§ **Given data**

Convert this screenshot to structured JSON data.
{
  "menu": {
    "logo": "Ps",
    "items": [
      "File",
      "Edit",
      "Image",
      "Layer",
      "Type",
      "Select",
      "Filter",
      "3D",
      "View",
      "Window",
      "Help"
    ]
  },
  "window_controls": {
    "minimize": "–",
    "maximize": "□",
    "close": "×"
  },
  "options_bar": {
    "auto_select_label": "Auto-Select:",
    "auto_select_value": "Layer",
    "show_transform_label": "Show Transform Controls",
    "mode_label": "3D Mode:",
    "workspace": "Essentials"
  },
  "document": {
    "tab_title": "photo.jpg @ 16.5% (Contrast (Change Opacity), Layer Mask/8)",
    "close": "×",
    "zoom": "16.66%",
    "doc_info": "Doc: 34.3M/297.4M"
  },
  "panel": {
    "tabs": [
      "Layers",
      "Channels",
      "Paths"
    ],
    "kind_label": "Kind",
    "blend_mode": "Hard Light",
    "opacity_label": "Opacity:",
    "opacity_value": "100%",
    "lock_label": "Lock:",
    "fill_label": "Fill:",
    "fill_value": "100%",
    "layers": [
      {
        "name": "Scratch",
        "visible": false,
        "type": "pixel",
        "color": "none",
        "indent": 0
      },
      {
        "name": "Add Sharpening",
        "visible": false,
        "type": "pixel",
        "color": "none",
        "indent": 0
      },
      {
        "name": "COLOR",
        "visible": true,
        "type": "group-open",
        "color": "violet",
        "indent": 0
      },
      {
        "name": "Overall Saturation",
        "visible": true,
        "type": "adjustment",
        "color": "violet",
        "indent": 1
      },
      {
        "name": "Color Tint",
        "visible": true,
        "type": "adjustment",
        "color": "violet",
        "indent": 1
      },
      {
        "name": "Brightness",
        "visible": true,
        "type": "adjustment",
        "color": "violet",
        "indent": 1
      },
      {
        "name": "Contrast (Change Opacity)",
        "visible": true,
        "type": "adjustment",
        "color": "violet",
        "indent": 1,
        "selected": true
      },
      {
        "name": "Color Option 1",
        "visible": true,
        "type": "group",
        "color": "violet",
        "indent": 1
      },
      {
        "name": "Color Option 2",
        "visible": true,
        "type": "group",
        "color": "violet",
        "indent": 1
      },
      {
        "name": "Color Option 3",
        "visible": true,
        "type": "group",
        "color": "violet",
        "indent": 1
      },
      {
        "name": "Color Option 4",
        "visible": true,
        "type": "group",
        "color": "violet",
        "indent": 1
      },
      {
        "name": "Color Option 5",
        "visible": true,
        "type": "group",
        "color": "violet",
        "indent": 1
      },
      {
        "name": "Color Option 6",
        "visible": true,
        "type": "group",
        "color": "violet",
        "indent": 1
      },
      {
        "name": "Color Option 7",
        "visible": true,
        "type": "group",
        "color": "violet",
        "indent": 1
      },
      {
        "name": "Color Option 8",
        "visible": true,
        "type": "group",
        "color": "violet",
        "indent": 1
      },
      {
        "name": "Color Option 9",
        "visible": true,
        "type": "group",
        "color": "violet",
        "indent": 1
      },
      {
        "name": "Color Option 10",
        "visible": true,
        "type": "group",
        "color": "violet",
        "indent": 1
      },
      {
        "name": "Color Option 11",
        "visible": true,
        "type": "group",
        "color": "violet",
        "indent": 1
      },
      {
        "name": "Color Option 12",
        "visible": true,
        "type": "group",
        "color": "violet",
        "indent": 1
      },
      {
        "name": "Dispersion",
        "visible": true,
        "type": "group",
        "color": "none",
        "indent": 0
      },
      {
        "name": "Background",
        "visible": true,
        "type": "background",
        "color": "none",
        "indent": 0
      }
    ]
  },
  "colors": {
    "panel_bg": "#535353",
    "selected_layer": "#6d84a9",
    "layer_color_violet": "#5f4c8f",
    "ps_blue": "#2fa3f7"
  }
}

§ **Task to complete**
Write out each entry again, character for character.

§ **Task response**
Convert this screenshot to structured JSON data.
{
  "menu": {
    "logo": "Ps",
    "items": [
      "File",
      "Edit",
      "Image",
      "Layer",
      "Type",
      "Select",
      "Filter",
      "3D",
      "View",
      "Window",
      "Help"
    ]
  },
  "window_controls": {
    "minimize": "–",
    "maximize": "□",
    "close": "×"
  },
  "options_bar": {
    "auto_select_label": "Auto-Select:",
    "auto_select_value": "Layer",
    "show_transform_label": "Show Transform Controls",
    "mode_label": "3D Mode:",
    "workspace": "Essentials"
  },
  "document": {
    "tab_title": "photo.jpg @ 16.5% (Contrast (Change Opacity), Layer Mask/8)",
    "close": "×",
    "zoom": "16.66%",
    "doc_info": "Doc: 34.3M/297.4M"
  },
  "panel": {
    "tabs": [
      "Layers",
      "Channels",
      "Paths"
    ],
    "kind_label": "Kind",
    "blend_mode": "Hard Light",
    "opacity_label": "Opacity:",
    "opacity_value": "100%",
    "lock_label": "Lock:",
    "fill_label": "Fill:",
    "fill_value": "100%",
    "layers": [
      {
        "name": "Scratch",
        "visible": false,
        "type": "pixel",
        "color": "none",
        "indent": 0
      },
      {
        "name": "Add Sharpening",
        "visible": false,
        "type": "pixel",
        "color": "none",
        "indent": 0
      },
      {
        "name": "COLOR",
        "visible": true,
        "type": "group-open",
        "color": "violet",
        "indent": 0
      },
      {
        "name": "Overall Saturation",
        "visible": true,
        "type": "adjustment",
        "color": "violet",
        "indent": 1
      },
      {
        "name": "Color Tint",
        "visible": true,
        "type": "adjustment",
        "color": "violet",
        "indent": 1
      },
      {
        "name": "Brightness",
        "visible": true,
        "type": "adjustment",
        "color": "violet",
        "indent": 1
      },
      {
        "name": "Contrast (Change Opacity)",
        "visible": true,
        "type": "adjustment",
        "color": "violet",
        "indent": 1,
        "selected": true
      },
      {
        "name": "Color Option 1",
        "visible": true,
        "type": "group",
        "color": "violet",
        "indent": 1
      },
      {
        "name": "Color Option 2",
        "visible": true,
        "type": "group",
        "color": "violet",
        "indent": 1
      },
      {
        "name": "Color Option 3",
        "visible": true,
        "type": "group",
        "color": "violet",
        "indent": 1
      },
      {
        "name": "Color Option 4",
        "visible": true,
        "type": "group",
        "color": "violet",
        "indent": 1
      },
      {
        "name": "Color Option 5",
        "visible": true,
        "type": "group",
        "color": "violet",
        "indent": 1
      },
      {
        "name": "Color Option 6",
        "visible": true,
        "type": "group",
        "color": "violet",
        "indent": 1
      },
      {
        "name": "Color Option 7",
        "visible": true,
        "type": "group",
        "color": "violet",
        "indent": 1
      },
      {
        "name": "Color Option 8",
        "visible": true,
        "type": "group",
        "color": "violet",
        "indent": 1
      },
      {
        "name": "Color Option 9",
        "visible": true,
        "type": "group",
        "color": "violet",
        "indent": 1
      },
      {
        "name": "Color Option 10",
        "visible": true,
        "type": "group",
        "color": "violet",
        "indent": 1
      },
      {
        "name": "Color Option 11",
        "visible": true,
        "type": "group",
        "color": "violet",
        "indent": 1
      },
      {
        "name": "Color Option 12",
        "visible": true,
        "type": "group",
        "color": "violet",
        "indent": 1
      },
      {
        "name": "Dispersion",
        "visible": true,
        "type": "group",
        "color": "none",
        "indent": 0
      },
      {
        "name": "Background",
        "visible": true,
        "type": "background",
        "color": "none",
        "indent": 0
      }
    ]
  },
  "colors": {
    "panel_bg": "#535353",
    "selected_layer": "#6d84a9",
    "layer_color_violet": "#5f4c8f",
    "ps_blue": "#2fa3f7"
  }
}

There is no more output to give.